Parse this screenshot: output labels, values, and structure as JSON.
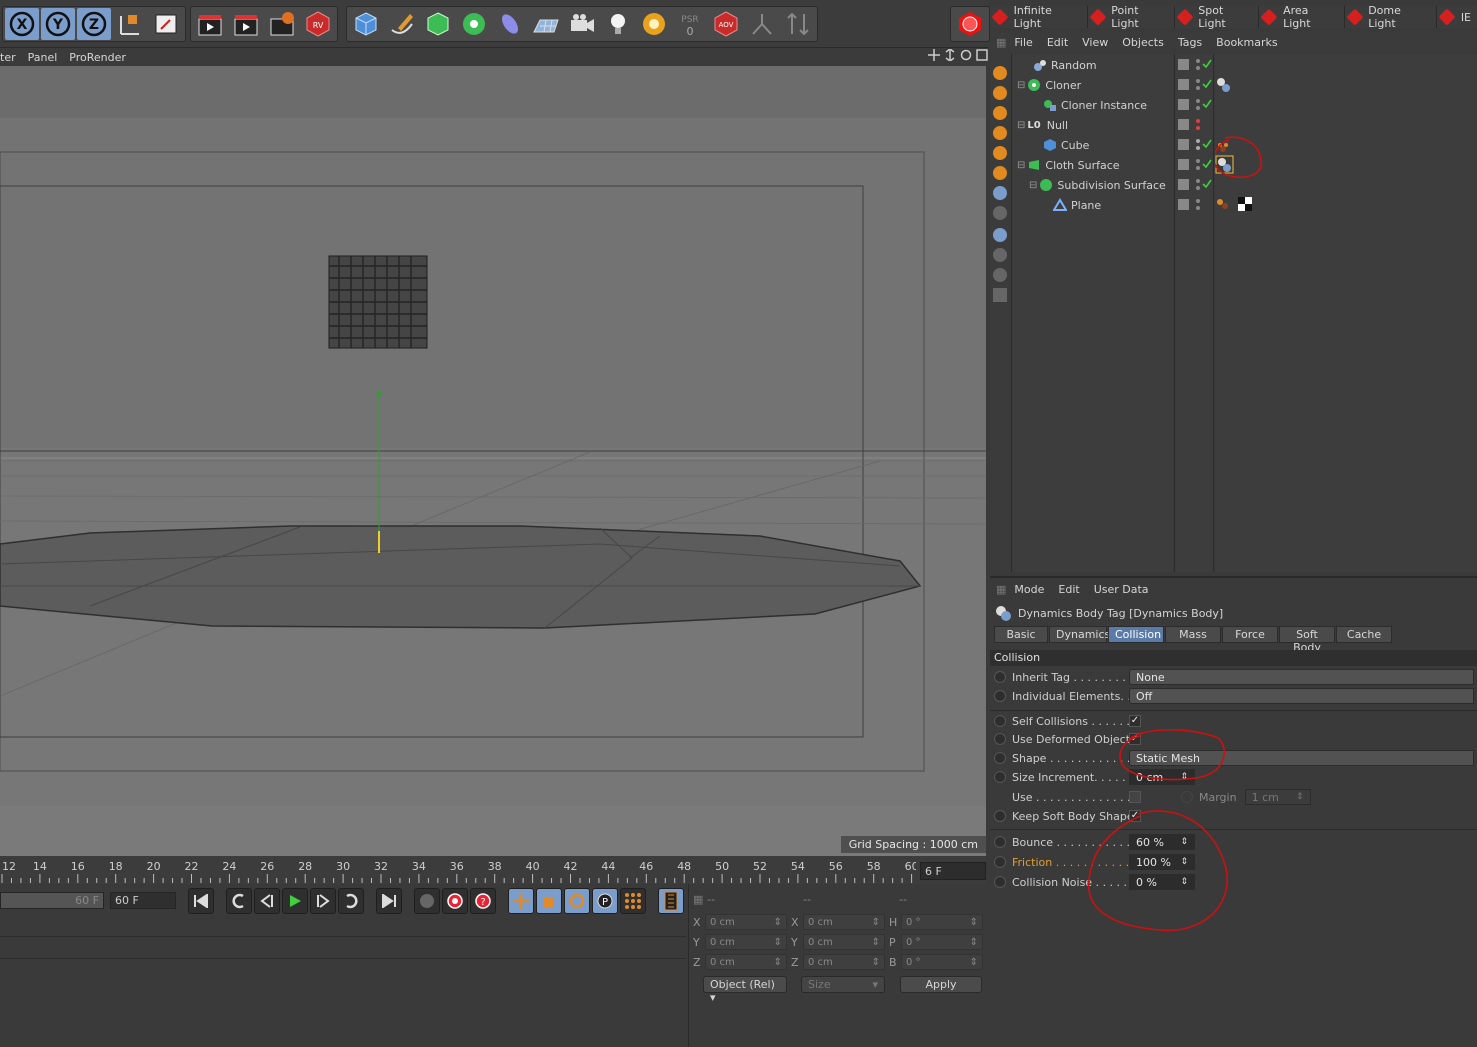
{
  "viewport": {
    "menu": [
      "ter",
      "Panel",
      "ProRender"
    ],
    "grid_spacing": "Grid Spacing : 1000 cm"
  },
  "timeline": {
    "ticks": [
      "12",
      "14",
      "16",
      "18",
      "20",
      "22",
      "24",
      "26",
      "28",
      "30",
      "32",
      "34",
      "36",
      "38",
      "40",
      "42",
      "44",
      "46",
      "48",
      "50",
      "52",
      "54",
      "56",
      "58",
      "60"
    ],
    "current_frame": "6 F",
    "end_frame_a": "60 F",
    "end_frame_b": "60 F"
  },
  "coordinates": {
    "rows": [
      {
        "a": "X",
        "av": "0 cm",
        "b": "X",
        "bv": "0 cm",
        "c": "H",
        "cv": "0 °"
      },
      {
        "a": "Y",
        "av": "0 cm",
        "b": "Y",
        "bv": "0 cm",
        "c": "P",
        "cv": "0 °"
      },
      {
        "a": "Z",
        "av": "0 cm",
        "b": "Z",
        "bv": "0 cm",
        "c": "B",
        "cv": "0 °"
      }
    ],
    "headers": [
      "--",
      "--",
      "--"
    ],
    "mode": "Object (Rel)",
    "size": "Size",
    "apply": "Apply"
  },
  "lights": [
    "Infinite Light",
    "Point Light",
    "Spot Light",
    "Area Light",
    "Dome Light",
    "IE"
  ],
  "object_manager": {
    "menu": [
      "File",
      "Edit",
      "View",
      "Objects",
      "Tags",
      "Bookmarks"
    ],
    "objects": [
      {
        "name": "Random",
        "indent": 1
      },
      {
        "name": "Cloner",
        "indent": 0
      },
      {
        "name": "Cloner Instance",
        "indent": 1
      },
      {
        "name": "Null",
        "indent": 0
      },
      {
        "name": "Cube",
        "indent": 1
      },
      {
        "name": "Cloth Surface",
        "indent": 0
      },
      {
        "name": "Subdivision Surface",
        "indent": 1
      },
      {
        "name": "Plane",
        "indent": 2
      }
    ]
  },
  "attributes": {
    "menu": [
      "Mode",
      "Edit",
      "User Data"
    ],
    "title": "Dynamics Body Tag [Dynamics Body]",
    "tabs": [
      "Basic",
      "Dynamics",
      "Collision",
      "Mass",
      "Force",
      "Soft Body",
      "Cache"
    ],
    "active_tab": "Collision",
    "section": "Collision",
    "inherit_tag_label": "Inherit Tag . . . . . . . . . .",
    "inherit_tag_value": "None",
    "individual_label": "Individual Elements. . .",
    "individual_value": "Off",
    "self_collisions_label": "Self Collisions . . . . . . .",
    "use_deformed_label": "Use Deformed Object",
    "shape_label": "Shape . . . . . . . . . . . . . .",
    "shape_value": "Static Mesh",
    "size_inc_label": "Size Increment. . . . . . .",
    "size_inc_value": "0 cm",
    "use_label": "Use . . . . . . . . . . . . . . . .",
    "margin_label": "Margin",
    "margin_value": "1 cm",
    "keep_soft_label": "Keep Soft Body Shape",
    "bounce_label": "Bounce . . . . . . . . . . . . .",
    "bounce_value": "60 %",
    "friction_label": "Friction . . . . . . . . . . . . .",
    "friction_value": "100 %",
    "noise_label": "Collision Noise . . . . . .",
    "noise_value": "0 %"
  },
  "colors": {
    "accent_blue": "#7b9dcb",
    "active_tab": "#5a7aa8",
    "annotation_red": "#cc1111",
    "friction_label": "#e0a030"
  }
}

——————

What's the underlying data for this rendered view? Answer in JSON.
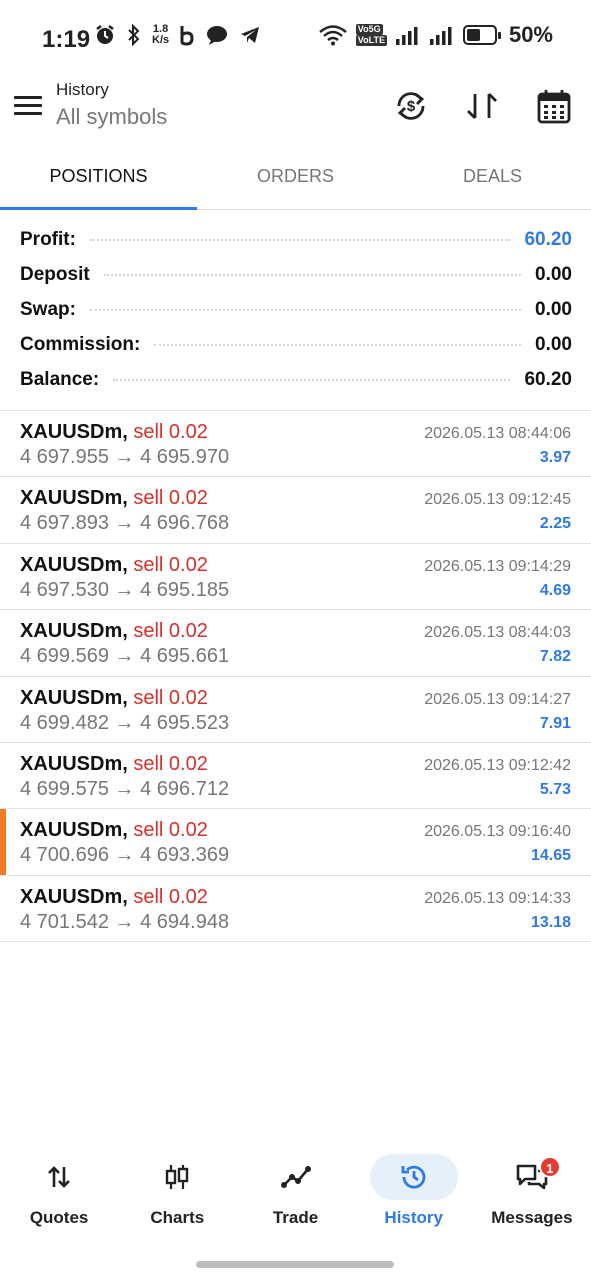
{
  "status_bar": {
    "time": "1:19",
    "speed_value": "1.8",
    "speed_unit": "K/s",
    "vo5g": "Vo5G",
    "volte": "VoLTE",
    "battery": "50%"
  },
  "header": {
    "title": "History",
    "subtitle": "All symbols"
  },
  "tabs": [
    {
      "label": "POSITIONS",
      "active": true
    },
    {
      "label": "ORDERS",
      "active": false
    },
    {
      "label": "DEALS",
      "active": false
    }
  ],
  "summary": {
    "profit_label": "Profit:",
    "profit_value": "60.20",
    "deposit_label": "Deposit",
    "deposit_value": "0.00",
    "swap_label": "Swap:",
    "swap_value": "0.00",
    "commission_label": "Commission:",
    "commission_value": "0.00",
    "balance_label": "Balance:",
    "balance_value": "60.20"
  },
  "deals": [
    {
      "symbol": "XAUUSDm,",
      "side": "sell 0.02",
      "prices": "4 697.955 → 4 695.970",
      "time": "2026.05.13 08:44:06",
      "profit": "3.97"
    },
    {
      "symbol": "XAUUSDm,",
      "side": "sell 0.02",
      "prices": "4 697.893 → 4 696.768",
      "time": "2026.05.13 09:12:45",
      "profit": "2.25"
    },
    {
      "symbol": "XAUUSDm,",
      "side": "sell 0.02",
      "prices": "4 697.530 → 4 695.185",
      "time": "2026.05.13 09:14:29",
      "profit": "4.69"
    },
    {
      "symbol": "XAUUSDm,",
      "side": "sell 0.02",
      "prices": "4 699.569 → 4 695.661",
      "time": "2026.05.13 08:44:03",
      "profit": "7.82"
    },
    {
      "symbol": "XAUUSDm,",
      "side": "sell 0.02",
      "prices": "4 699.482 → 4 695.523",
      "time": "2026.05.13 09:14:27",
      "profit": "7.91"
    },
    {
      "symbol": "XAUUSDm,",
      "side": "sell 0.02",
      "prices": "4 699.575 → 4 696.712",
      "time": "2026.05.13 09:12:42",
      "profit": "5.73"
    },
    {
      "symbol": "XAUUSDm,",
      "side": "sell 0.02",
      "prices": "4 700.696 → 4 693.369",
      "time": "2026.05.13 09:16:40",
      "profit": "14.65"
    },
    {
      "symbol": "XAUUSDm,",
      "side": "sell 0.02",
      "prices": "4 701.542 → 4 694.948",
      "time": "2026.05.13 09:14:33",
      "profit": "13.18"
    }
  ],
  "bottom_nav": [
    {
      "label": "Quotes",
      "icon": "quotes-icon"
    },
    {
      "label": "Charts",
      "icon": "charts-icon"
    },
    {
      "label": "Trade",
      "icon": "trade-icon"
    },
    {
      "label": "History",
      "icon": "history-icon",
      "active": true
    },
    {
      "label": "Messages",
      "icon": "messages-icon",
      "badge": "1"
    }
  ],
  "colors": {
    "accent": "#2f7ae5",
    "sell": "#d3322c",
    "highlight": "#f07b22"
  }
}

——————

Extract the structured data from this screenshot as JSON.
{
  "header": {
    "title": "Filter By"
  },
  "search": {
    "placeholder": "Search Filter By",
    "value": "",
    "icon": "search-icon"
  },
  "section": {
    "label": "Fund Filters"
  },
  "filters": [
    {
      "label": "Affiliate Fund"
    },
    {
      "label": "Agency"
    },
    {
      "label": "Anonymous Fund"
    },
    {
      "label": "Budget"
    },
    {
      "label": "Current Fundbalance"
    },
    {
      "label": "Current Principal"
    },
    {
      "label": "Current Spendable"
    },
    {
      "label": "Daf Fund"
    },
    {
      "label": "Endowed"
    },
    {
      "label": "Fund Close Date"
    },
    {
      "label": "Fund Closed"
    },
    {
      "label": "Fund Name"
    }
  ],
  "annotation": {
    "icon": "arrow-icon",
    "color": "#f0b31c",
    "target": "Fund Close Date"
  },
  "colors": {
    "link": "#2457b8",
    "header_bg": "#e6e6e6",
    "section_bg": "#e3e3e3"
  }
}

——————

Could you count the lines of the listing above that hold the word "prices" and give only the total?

8